Sumitomo Mitsui Trust property arm to double assets

Bloomberg

Sumitomo Mitsui Trust Holdings Inc.’s property unit plans to double assets under its management to ¥500 billion within two years on a projected recovery in the domestic real estate market.

Sumitomo Mitsui Trust Real Estate Investment Management Co., the real estate arm of Japan’s fourth-biggest bank, plans to significantly increase its assets from around ¥225.8 billion as of March 31, said Mitsuo Kimura, president and CEO of the Tokyo-based unit.

The company is also considering setting up a private real estate investment trust depending on investor demand and will reach a decision by next March, Kimura said.

The property company and an investment unit of AXA SA, Europe’s second-largest insurer, said last month they each started a fund with ¥5 billion to purchase office space in central Tokyo. The two funds, which may jointly invest in buildings, plan to raise as much as ¥50 billion to enable them to acquire ¥100 billion in assets, according to Kimura.

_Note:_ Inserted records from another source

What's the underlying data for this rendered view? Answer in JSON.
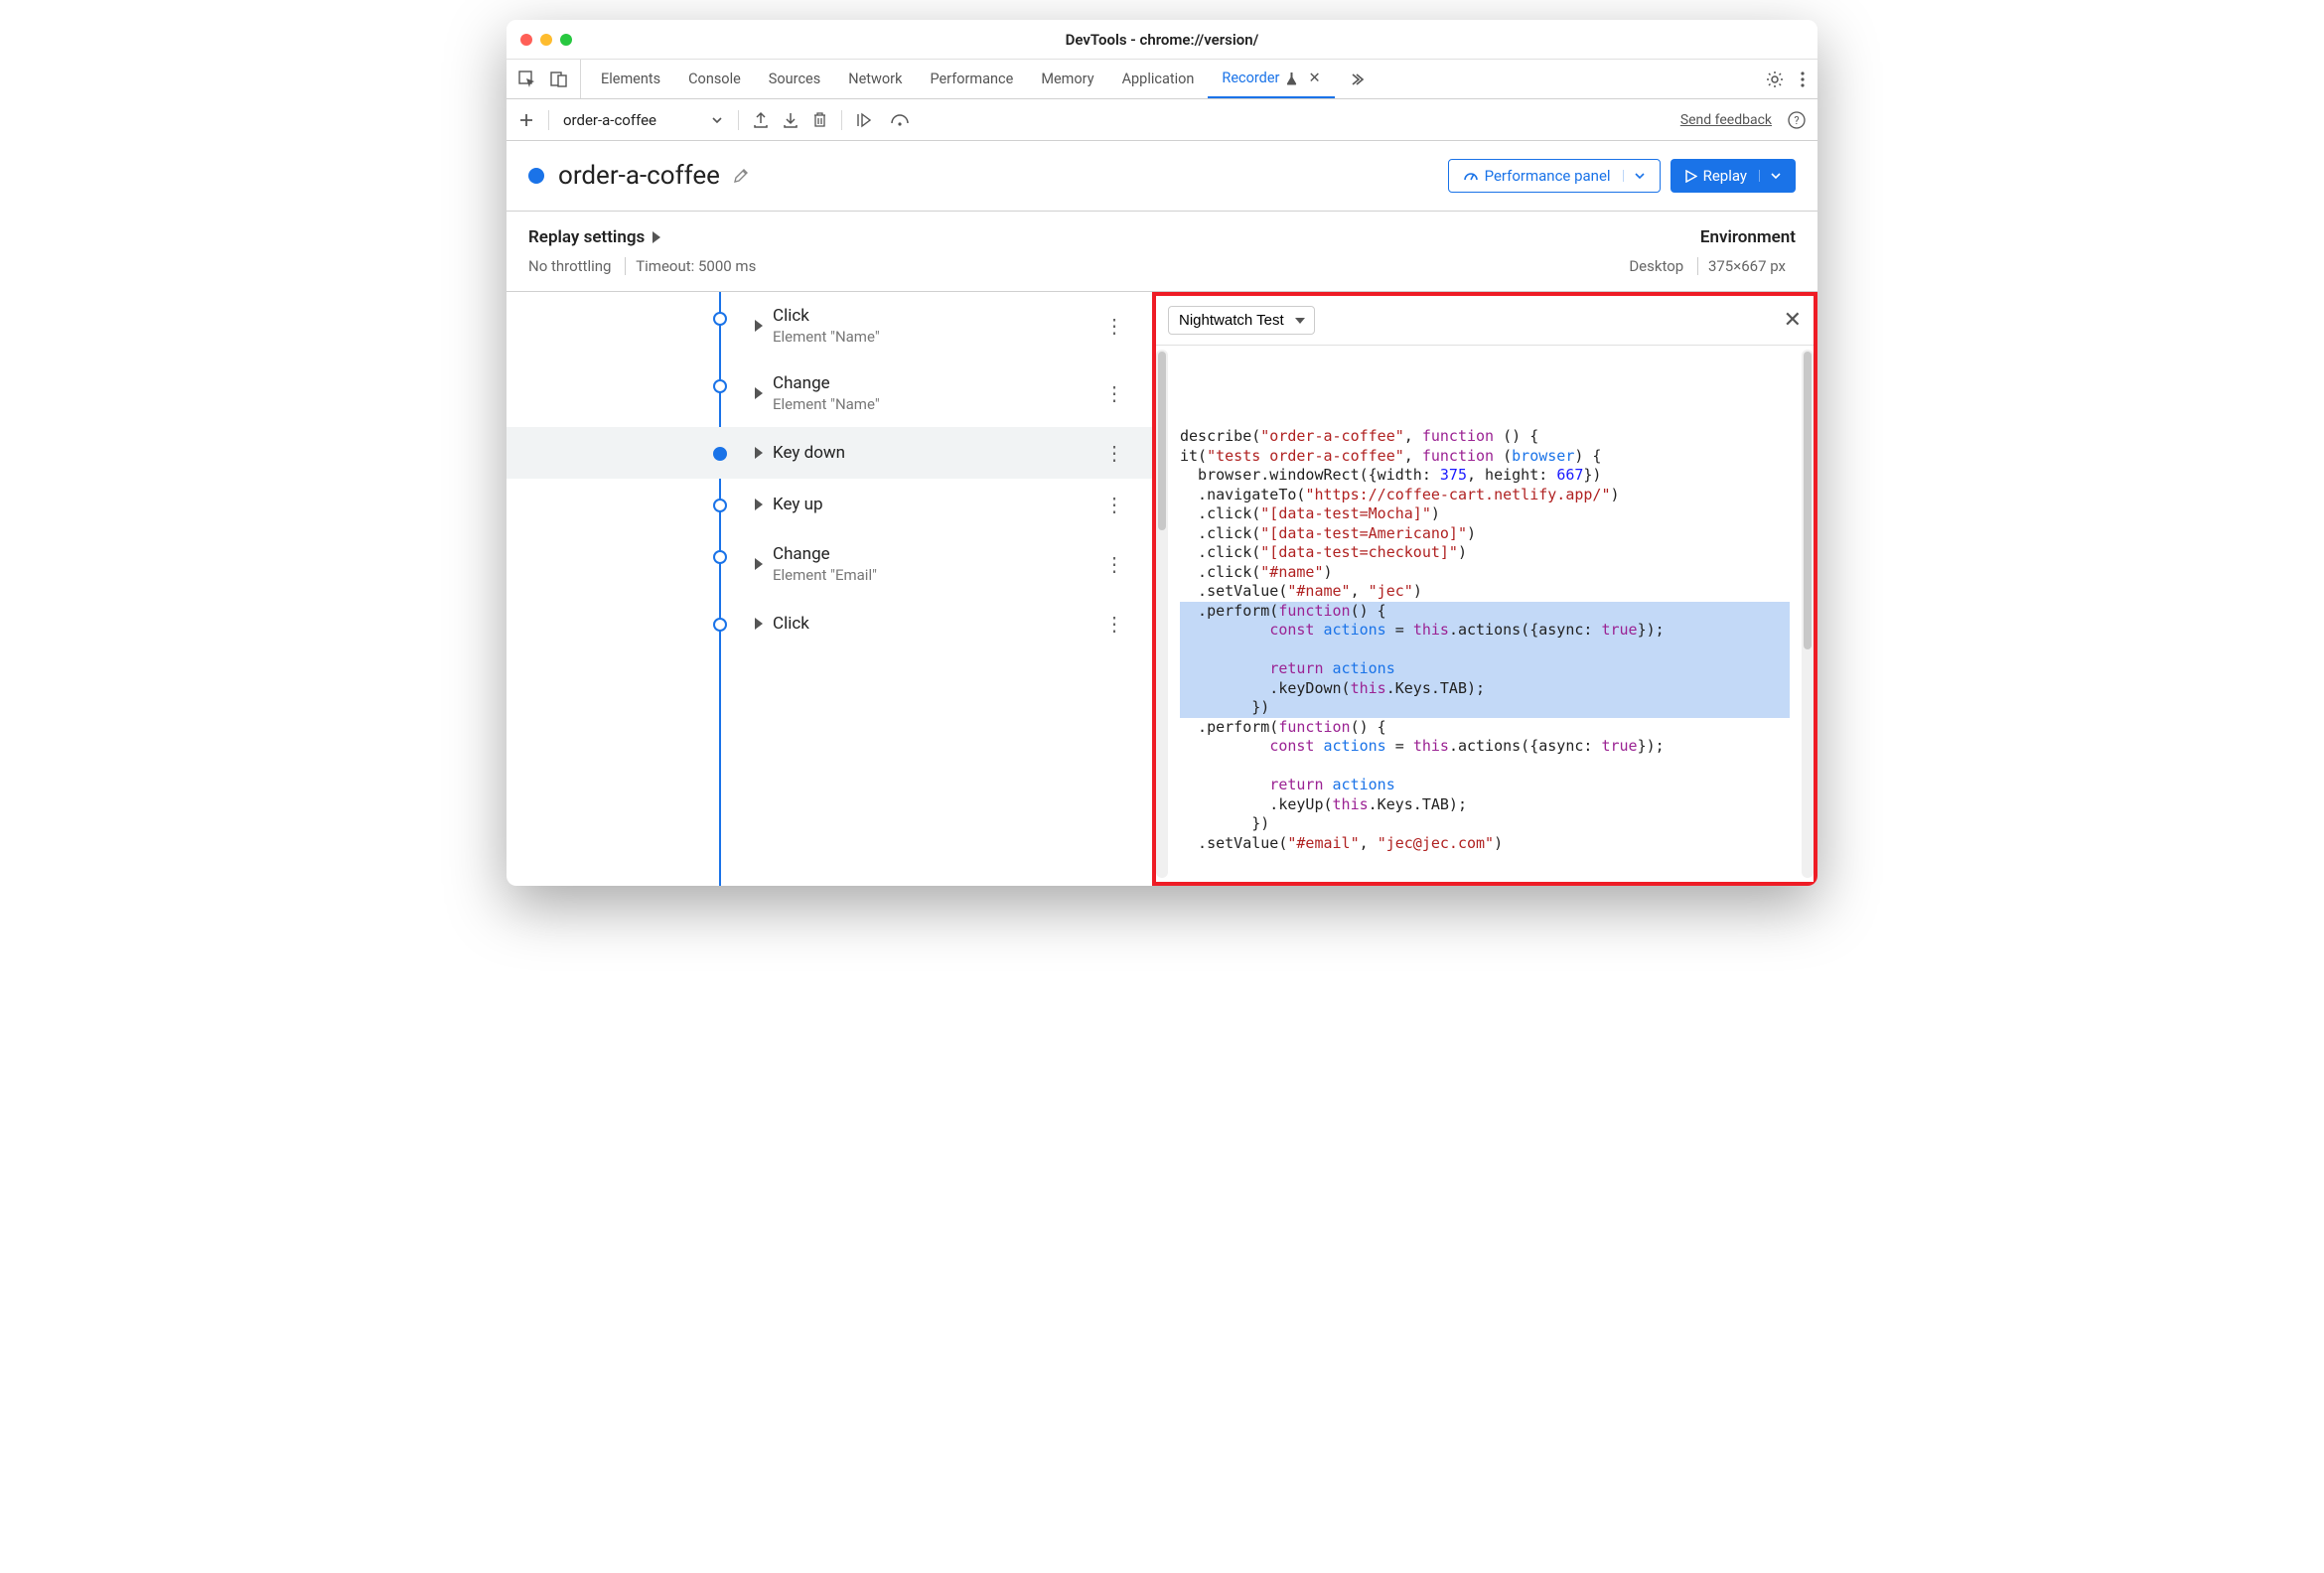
{
  "window_title": "DevTools - chrome://version/",
  "tabs": {
    "items": [
      "Elements",
      "Console",
      "Sources",
      "Network",
      "Performance",
      "Memory",
      "Application",
      "Recorder"
    ],
    "active_index": 7
  },
  "recorder_toolbar": {
    "recording_name": "order-a-coffee",
    "feedback": "Send feedback"
  },
  "header": {
    "title": "order-a-coffee",
    "perf_button": "Performance panel",
    "replay_button": "Replay"
  },
  "replay_settings": {
    "heading": "Replay settings",
    "throttling": "No throttling",
    "timeout": "Timeout: 5000 ms"
  },
  "environment": {
    "heading": "Environment",
    "device": "Desktop",
    "dimensions": "375×667 px"
  },
  "steps": [
    {
      "action": "Click",
      "elem": "Element \"Name\""
    },
    {
      "action": "Change",
      "elem": "Element \"Name\""
    },
    {
      "action": "Key down",
      "elem": ""
    },
    {
      "action": "Key up",
      "elem": ""
    },
    {
      "action": "Change",
      "elem": "Element \"Email\""
    },
    {
      "action": "Click",
      "elem": ""
    }
  ],
  "active_step_index": 2,
  "code_panel": {
    "format": "Nightwatch Test",
    "lines": [
      {
        "t": "describe(",
        "parts": [
          [
            "plain",
            "describe("
          ],
          [
            "str",
            "\"order-a-coffee\""
          ],
          [
            "plain",
            ", "
          ],
          [
            "kw",
            "function"
          ],
          [
            "plain",
            " () {"
          ]
        ]
      },
      {
        "t": "it",
        "parts": [
          [
            "plain",
            "it("
          ],
          [
            "str",
            "\"tests order-a-coffee\""
          ],
          [
            "plain",
            ", "
          ],
          [
            "kw",
            "function"
          ],
          [
            "plain",
            " ("
          ],
          [
            "id",
            "browser"
          ],
          [
            "plain",
            ") {"
          ]
        ]
      },
      {
        "t": "wr",
        "parts": [
          [
            "plain",
            "  browser.windowRect({width: "
          ],
          [
            "num",
            "375"
          ],
          [
            "plain",
            ", height: "
          ],
          [
            "num",
            "667"
          ],
          [
            "plain",
            "})"
          ]
        ]
      },
      {
        "t": "nav",
        "parts": [
          [
            "plain",
            "  .navigateTo("
          ],
          [
            "str",
            "\"https://coffee-cart.netlify.app/\""
          ],
          [
            "plain",
            ")"
          ]
        ]
      },
      {
        "t": "c1",
        "parts": [
          [
            "plain",
            "  .click("
          ],
          [
            "str",
            "\"[data-test=Mocha]\""
          ],
          [
            "plain",
            ")"
          ]
        ]
      },
      {
        "t": "c2",
        "parts": [
          [
            "plain",
            "  .click("
          ],
          [
            "str",
            "\"[data-test=Americano]\""
          ],
          [
            "plain",
            ")"
          ]
        ]
      },
      {
        "t": "c3",
        "parts": [
          [
            "plain",
            "  .click("
          ],
          [
            "str",
            "\"[data-test=checkout]\""
          ],
          [
            "plain",
            ")"
          ]
        ]
      },
      {
        "t": "c4",
        "parts": [
          [
            "plain",
            "  .click("
          ],
          [
            "str",
            "\"#name\""
          ],
          [
            "plain",
            ")"
          ]
        ]
      },
      {
        "t": "sv",
        "parts": [
          [
            "plain",
            "  .setValue("
          ],
          [
            "str",
            "\"#name\""
          ],
          [
            "plain",
            ", "
          ],
          [
            "str",
            "\"jec\""
          ],
          [
            "plain",
            ")"
          ]
        ]
      },
      {
        "t": "p1",
        "hl": true,
        "parts": [
          [
            "plain",
            "  .perform("
          ],
          [
            "kw",
            "function"
          ],
          [
            "plain",
            "() {"
          ]
        ]
      },
      {
        "t": "p1a",
        "hl": true,
        "parts": [
          [
            "plain",
            "          "
          ],
          [
            "kw",
            "const"
          ],
          [
            "plain",
            " "
          ],
          [
            "id",
            "actions"
          ],
          [
            "plain",
            " = "
          ],
          [
            "kw",
            "this"
          ],
          [
            "plain",
            ".actions({async: "
          ],
          [
            "bool",
            "true"
          ],
          [
            "plain",
            "});"
          ]
        ]
      },
      {
        "t": "blank1",
        "hl": true,
        "parts": [
          [
            "plain",
            ""
          ]
        ]
      },
      {
        "t": "p1b",
        "hl": true,
        "parts": [
          [
            "plain",
            "          "
          ],
          [
            "kw",
            "return"
          ],
          [
            "plain",
            " "
          ],
          [
            "id",
            "actions"
          ],
          [
            "plain",
            ""
          ]
        ]
      },
      {
        "t": "p1c",
        "hl": true,
        "parts": [
          [
            "plain",
            "          .keyDown("
          ],
          [
            "kw",
            "this"
          ],
          [
            "plain",
            ".Keys.TAB);"
          ]
        ]
      },
      {
        "t": "p1d",
        "hl": true,
        "parts": [
          [
            "plain",
            "        })"
          ]
        ]
      },
      {
        "t": "p2",
        "parts": [
          [
            "plain",
            "  .perform("
          ],
          [
            "kw",
            "function"
          ],
          [
            "plain",
            "() {"
          ]
        ]
      },
      {
        "t": "p2a",
        "parts": [
          [
            "plain",
            "          "
          ],
          [
            "kw",
            "const"
          ],
          [
            "plain",
            " "
          ],
          [
            "id",
            "actions"
          ],
          [
            "plain",
            " = "
          ],
          [
            "kw",
            "this"
          ],
          [
            "plain",
            ".actions({async: "
          ],
          [
            "bool",
            "true"
          ],
          [
            "plain",
            "});"
          ]
        ]
      },
      {
        "t": "blank2",
        "parts": [
          [
            "plain",
            ""
          ]
        ]
      },
      {
        "t": "p2b",
        "parts": [
          [
            "plain",
            "          "
          ],
          [
            "kw",
            "return"
          ],
          [
            "plain",
            " "
          ],
          [
            "id",
            "actions"
          ],
          [
            "plain",
            ""
          ]
        ]
      },
      {
        "t": "p2c",
        "parts": [
          [
            "plain",
            "          .keyUp("
          ],
          [
            "kw",
            "this"
          ],
          [
            "plain",
            ".Keys.TAB);"
          ]
        ]
      },
      {
        "t": "p2d",
        "parts": [
          [
            "plain",
            "        })"
          ]
        ]
      },
      {
        "t": "sv2",
        "parts": [
          [
            "plain",
            "  .setValue("
          ],
          [
            "str",
            "\"#email\""
          ],
          [
            "plain",
            ", "
          ],
          [
            "str",
            "\"jec@jec.com\""
          ],
          [
            "plain",
            ")"
          ]
        ]
      }
    ]
  }
}
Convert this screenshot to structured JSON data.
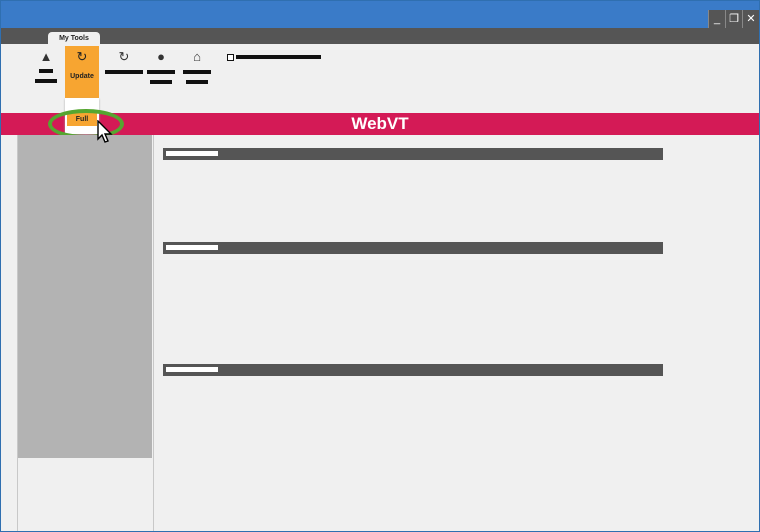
{
  "window": {
    "controls": [
      "_",
      "❐",
      "✕"
    ]
  },
  "tabs": {
    "active_label": "My Tools"
  },
  "toolbar": {
    "update_label": "Update",
    "update_icon": "refresh-icon"
  },
  "dropdown": {
    "full_label": "Full"
  },
  "header": {
    "title": "WebVT",
    "band_color": "#d41a56"
  },
  "colors": {
    "accent": "#f7a531",
    "titlebar": "#3a7bc8",
    "highlight": "#55a630"
  }
}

“I expect the market to recover next year,” Kimura said in an interview. “Japan’s stability has become attractive for European and U.S. investors who are seeking a place to invest.”

Sumitomo Mitsui’s property fund will look to acquire office buildings in central Tokyo in the ¥3 billion to ¥10 billion price range, according to the company.

The fund is targeting an internal rate of return of more than 10 percent, it said.

Office buildings in Tokyo provided a total return of 3.4 percent in 2011, including rental income and capital value, after a 0.5 percent gain a year earlier, according to RREEF, a property investment arm of Deutsche Bank AG. Prior to that, the market had fallen for three straight years, the data showed.

By comparison, the total return for properties in the U.K. fell by half last year after climbing as much as 15 percent in 2010, while the return from U.S. real estate climbed for a second consecutive year after posting two annual losses, based on data compiled by RREEF.

Tokyo’s office vacancy rate in July fell from a record high to 9.3 percent, according to office brokerage Miki Shoji Co.